Endometriosis is a painful, chronic disease which affects up to 6.3 million women & girls in the U.S. 1 million in Canada & millions more worldwide. Endometriosis occurs when the lining of the uterus-called the Endometrium implants or grows outside of the uterus. Endometrium implants have been known to grow in the abdomen on the ovaries, fallopian tubes, & ligaments that support the uterus; which is the area between the vagina & rectum; the outer surface of the uterus; & the lining of the pelvic cavity. Other sites for these endometrial growths may include the bladder, bowel, vagina, cervix, vulva, & in abdominal surgical scars. Less commonly they are also found in the lungs, arm, thigh, and other locations like the brain.
These implants or growths follow the same pattern as the menstrual cycle. Each month building up then shedding just like that of the uterus lining when no egg is fertilized. Except these implants have no way to exit through the cervix. This causes extreme pain, inflammation as well as internal bleeding.
This process can and do cause: infertility, scar tissue formation or adhesions, bladder and bowel problems.
What are the symptoms of Endometriosis?
- Pain before & during periods
- Pain with sex
- Painful urination during menstruation
- Painful bowel movements during menstruation
- Other Gastrointestinal upsets such as diarrhea, nausea & constipation
In addition, many women with Endometriosis suffer from:
- Frequent yeast infections
How is Endometriosis Diagnosed?
There is no way to diagnose suspected Endometriosis without having what is called a laparoscopy. This is a minor surgical procedure done under anesthesia. A laparoscopy tells a doctor of the location, size & severity of the Endometrium growths. After diagnoses it allows the patient as well as the doctor to better determine proper treatment going forward.
What treatments are there for Endometriosis?
Treatment options for Endometriosis range from little as diet and exercise, to pain management with medications, birth control as well as excision surgery like that of laparoscopy surgeries.
Each option is up to the patient & her physician to decide.
What causes Endometriosis?

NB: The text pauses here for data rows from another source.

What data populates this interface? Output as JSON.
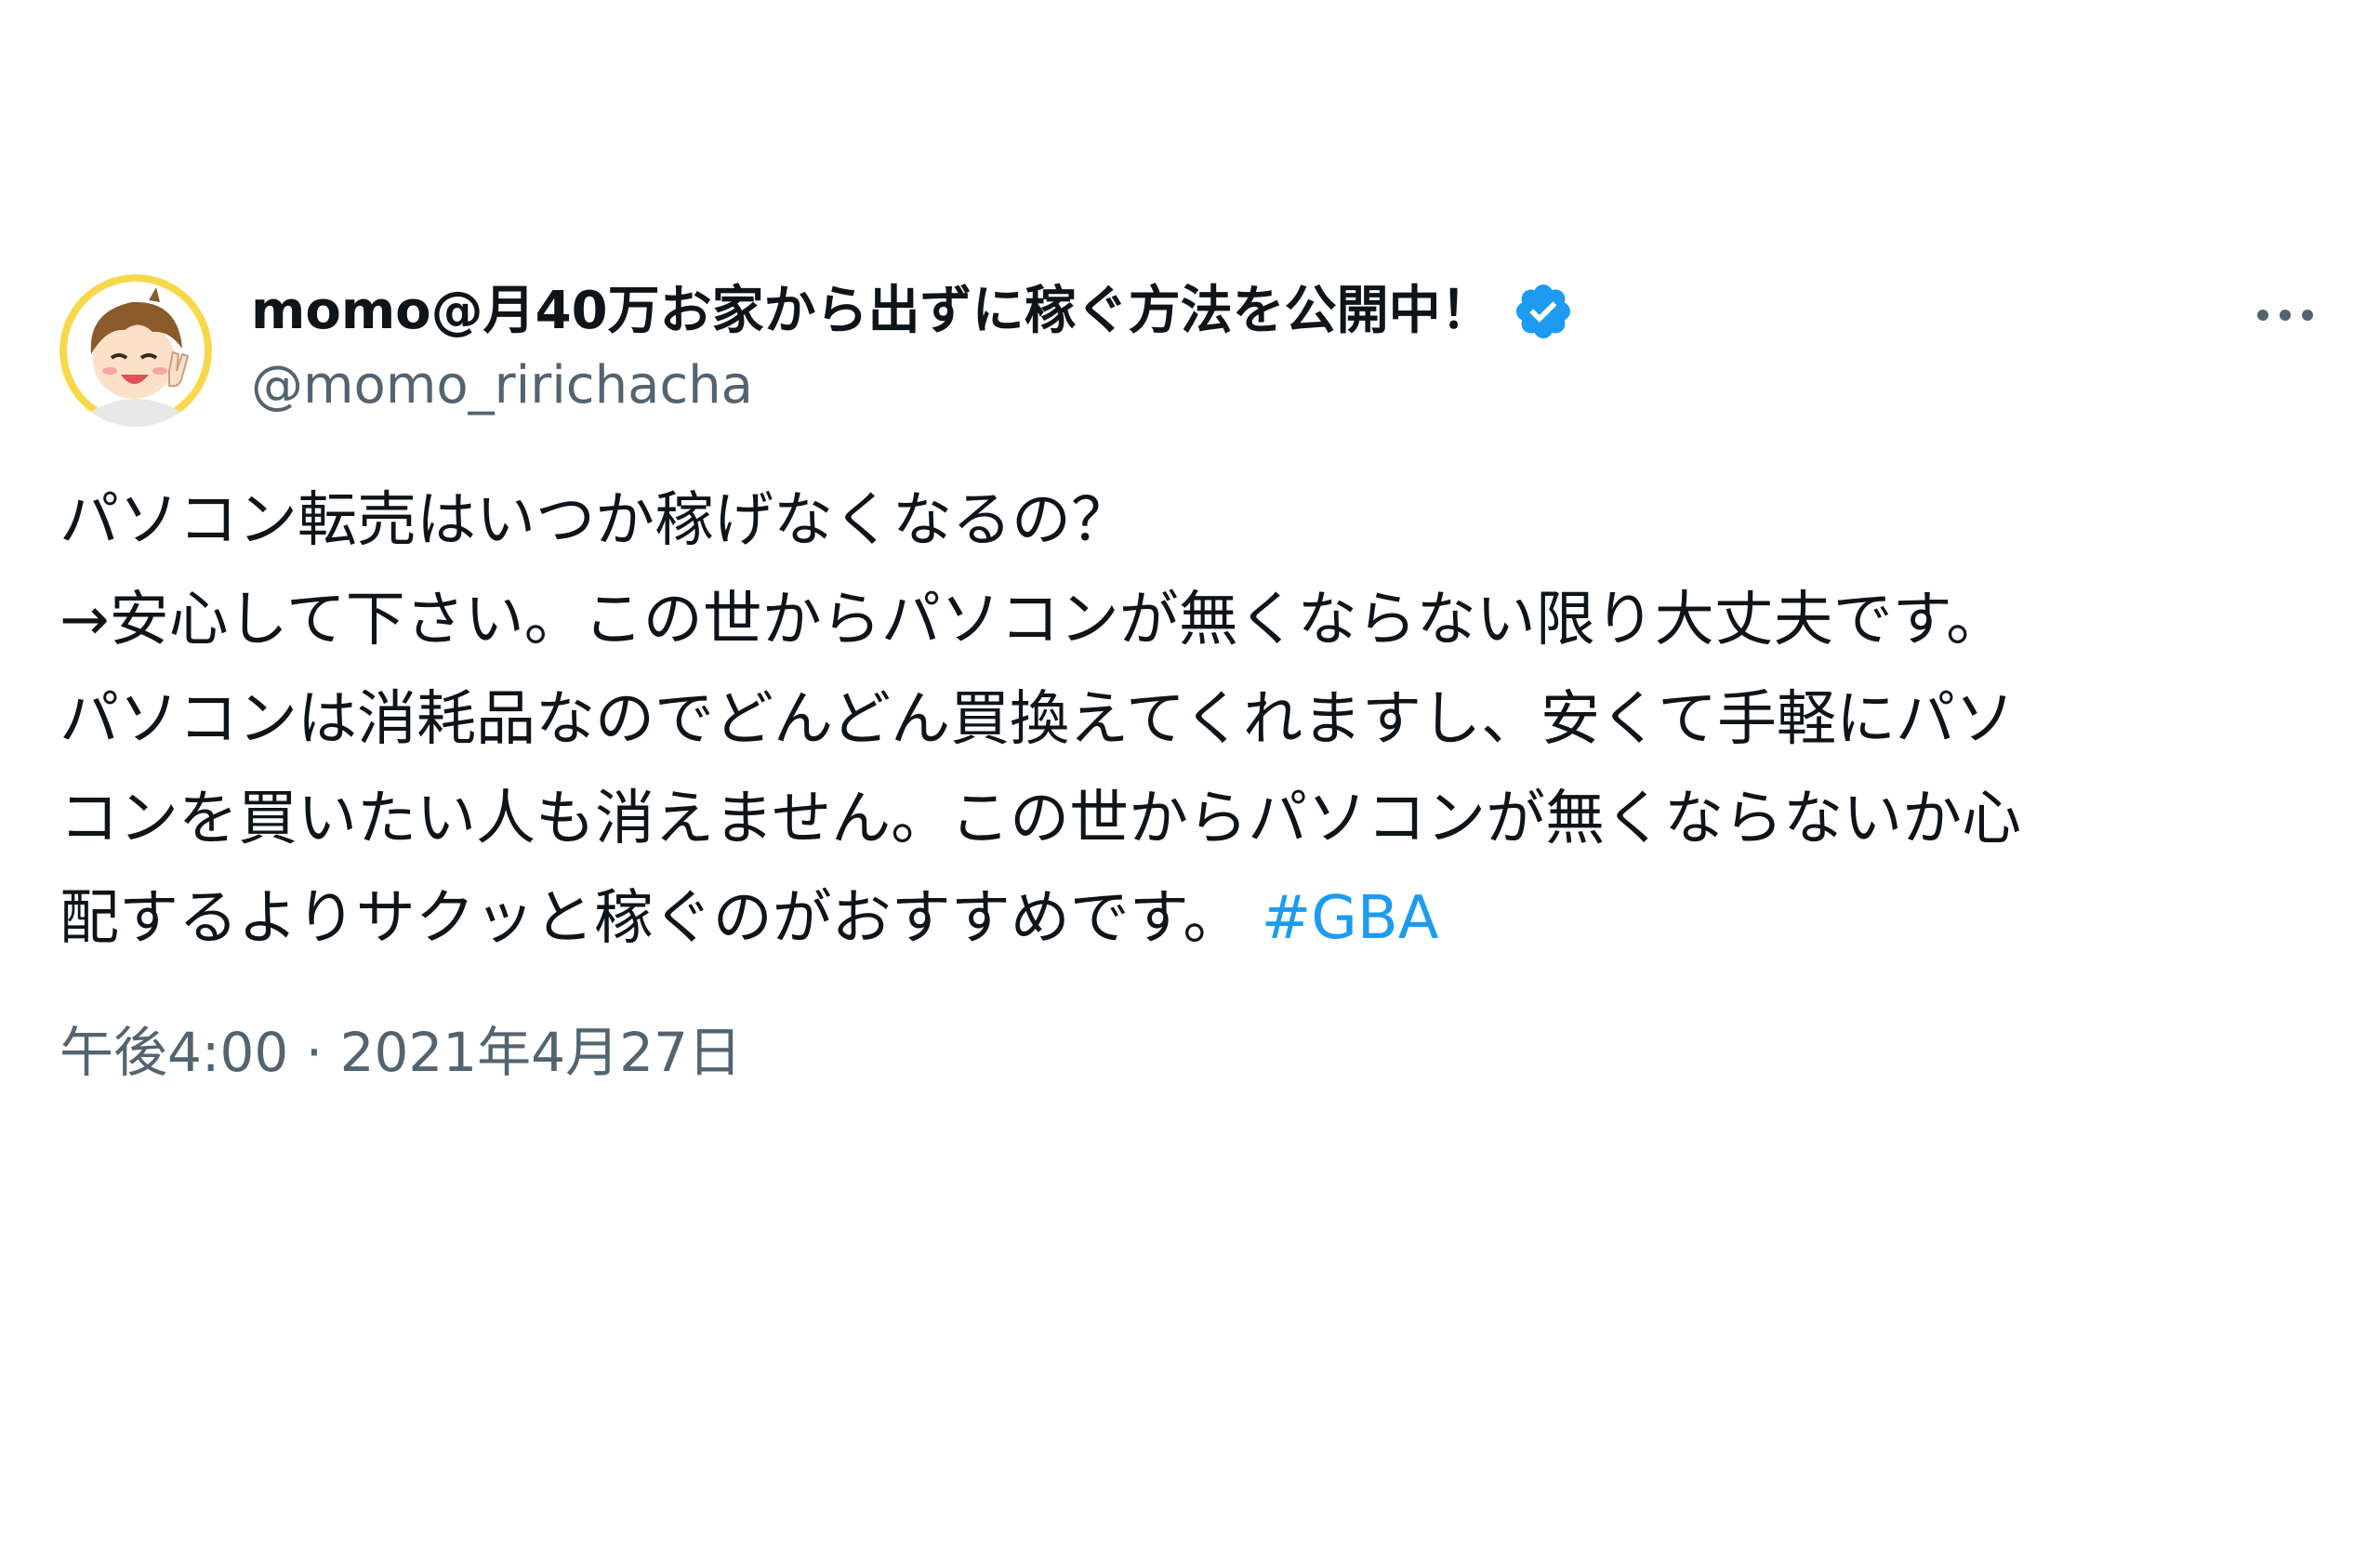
{
  "tweet": {
    "author": {
      "display_name": "momo@月40万お家から出ずに稼ぐ方法を公開中！",
      "handle": "@momo_ririchacha",
      "verified": true,
      "avatar_icon": "avatar-icon"
    },
    "more_icon": "more-icon",
    "body_lines": [
      "パソコン転売はいつか稼げなくなるの？",
      "→安心して下さい。この世からパソコンが無くならない限り大丈夫です。",
      "パソコンは消耗品なのでどんどん買換えてくれますし、安くて手軽にパソ",
      "コンを買いたい人も消えません。この世からパソコンが無くならないか心",
      "配するよりサクッと稼ぐのがおすすめです。"
    ],
    "hashtag": "#GBA",
    "time": "午後4:00",
    "separator": "·",
    "date": "2021年4月27日"
  },
  "colors": {
    "text": "#0f1419",
    "secondary": "#536471",
    "accent": "#1d9bf0"
  }
}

We do not know the exact causes of Endometriosis, but there are several theories. Researchers do know that the hormone estrogen, which is at its highest levels during childbearing years, is likely to contribute to Endometriosis. Other possible causes of Endometriosis include:
- Retrograde menstruation – when endometrial tissue is deposited in strange locations because of menstrual flow that backs up into the fallopian tubes and abdominal cavity.
- Ceolomic metaplasia – the areas lining the pelvic organs have certain cells that can grow into other forms of tissue such as endometrial cells.
- Surgery – endometrial tissues are directly transferred outside the uterus during episiotomy or Cesarean section.
- Blood and lymph systems – endometrial cells travel via the bloodstream or lymphatic system to distant places such as the brain and other places far from the pelvis.
- Immune system problems – cause the body to not recognize and destroy cells or tissue that is growing where it should not be.
I hope this helps you to better understand Endometriosis.